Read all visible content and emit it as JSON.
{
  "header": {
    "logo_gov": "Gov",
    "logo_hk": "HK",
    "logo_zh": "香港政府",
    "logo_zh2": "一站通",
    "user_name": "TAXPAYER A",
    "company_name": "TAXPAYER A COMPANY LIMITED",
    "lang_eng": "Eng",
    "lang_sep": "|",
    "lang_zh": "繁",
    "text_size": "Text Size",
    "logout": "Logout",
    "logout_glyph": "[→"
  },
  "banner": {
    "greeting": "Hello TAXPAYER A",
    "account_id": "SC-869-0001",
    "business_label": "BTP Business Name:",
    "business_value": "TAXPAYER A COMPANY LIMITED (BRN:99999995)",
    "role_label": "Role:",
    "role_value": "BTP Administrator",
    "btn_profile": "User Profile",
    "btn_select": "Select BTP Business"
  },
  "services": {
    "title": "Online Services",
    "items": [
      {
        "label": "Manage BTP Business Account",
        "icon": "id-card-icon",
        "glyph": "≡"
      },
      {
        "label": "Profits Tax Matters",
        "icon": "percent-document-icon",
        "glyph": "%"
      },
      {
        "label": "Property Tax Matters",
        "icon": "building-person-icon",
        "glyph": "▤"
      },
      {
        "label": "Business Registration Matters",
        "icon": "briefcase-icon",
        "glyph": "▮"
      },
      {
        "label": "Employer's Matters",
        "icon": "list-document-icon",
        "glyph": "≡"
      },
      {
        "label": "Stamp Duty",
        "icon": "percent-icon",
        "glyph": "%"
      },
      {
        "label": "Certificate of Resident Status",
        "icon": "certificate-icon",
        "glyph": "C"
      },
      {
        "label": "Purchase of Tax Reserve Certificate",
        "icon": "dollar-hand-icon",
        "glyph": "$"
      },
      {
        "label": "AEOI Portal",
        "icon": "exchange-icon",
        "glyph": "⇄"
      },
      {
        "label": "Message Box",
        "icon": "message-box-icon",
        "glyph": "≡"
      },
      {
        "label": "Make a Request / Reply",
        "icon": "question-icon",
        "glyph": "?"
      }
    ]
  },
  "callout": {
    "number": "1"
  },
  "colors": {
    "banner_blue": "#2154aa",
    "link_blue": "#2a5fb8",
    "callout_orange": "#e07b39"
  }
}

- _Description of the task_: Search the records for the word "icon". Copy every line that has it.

- _Response for this exercise_:
        "icon": "id-card-icon",
        "icon": "percent-document-icon",
        "icon": "building-person-icon",
        "icon": "briefcase-icon",
        "icon": "list-document-icon",
        "icon": "percent-icon",
        "icon": "certificate-icon",
        "icon": "dollar-hand-icon",
        "icon": "exchange-icon",
        "icon": "message-box-icon",
        "icon": "question-icon",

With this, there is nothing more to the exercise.